-- RECORDS TO USE --
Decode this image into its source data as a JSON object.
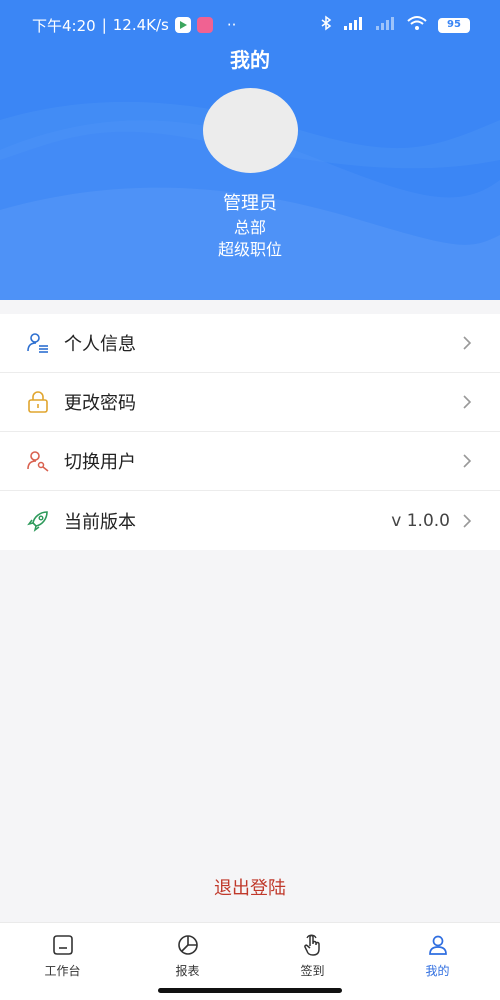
{
  "status_bar": {
    "time": "下午4:20",
    "network_speed": "12.4K/s",
    "battery": "95"
  },
  "header": {
    "title": "我的"
  },
  "profile": {
    "name": "管理员",
    "department": "总部",
    "role": "超级职位"
  },
  "menu": [
    {
      "label": "个人信息",
      "icon": "user-info-icon"
    },
    {
      "label": "更改密码",
      "icon": "lock-icon"
    },
    {
      "label": "切换用户",
      "icon": "user-key-icon"
    },
    {
      "label": "当前版本",
      "icon": "rocket-icon",
      "value": "v 1.0.0"
    }
  ],
  "logout_label": "退出登陆",
  "tabbar": [
    {
      "label": "工作台",
      "icon": "workbench-icon",
      "active": false
    },
    {
      "label": "报表",
      "icon": "pie-chart-icon",
      "active": false
    },
    {
      "label": "签到",
      "icon": "tap-hand-icon",
      "active": false
    },
    {
      "label": "我的",
      "icon": "user-icon",
      "active": true
    }
  ],
  "colors": {
    "header_bg": "#3b86f5",
    "logout": "#c0392b",
    "tab_active": "#2f6ee0"
  }
}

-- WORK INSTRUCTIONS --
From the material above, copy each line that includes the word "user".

-- REPLY TO THE TASK --
      "icon": "user-info-icon"
      "icon": "user-key-icon"
      "icon": "user-icon",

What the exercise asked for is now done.